[Exercise brief] Copy all of the material below, line for line.
━━━━━━
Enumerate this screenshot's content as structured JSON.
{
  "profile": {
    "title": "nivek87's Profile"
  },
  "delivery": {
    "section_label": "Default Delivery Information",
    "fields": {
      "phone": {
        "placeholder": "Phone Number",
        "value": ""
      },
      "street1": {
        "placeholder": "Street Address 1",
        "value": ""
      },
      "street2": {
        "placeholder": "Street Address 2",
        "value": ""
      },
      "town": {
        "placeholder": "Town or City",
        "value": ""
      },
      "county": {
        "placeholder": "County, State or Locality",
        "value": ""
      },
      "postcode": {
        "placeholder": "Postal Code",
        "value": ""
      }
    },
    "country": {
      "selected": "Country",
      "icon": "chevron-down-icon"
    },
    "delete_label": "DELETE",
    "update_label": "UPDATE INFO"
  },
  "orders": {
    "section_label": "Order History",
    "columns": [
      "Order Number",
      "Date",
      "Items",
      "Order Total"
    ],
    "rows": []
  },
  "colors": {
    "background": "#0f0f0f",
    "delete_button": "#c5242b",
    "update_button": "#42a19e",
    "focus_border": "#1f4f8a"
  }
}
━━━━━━
[Task result]
Enumerate this screenshot's content as structured JSON.
{
  "profile": {
    "title": "nivek87's Profile"
  },
  "delivery": {
    "section_label": "Default Delivery Information",
    "fields": {
      "phone": {
        "placeholder": "Phone Number",
        "value": ""
      },
      "street1": {
        "placeholder": "Street Address 1",
        "value": ""
      },
      "street2": {
        "placeholder": "Street Address 2",
        "value": ""
      },
      "town": {
        "placeholder": "Town or City",
        "value": ""
      },
      "county": {
        "placeholder": "County, State or Locality",
        "value": ""
      },
      "postcode": {
        "placeholder": "Postal Code",
        "value": ""
      }
    },
    "country": {
      "selected": "Country",
      "icon": "chevron-down-icon"
    },
    "delete_label": "DELETE",
    "update_label": "UPDATE INFO"
  },
  "orders": {
    "section_label": "Order History",
    "columns": [
      "Order Number",
      "Date",
      "Items",
      "Order Total"
    ],
    "rows": []
  },
  "colors": {
    "background": "#0f0f0f",
    "delete_button": "#c5242b",
    "update_button": "#42a19e",
    "focus_border": "#1f4f8a"
  }
}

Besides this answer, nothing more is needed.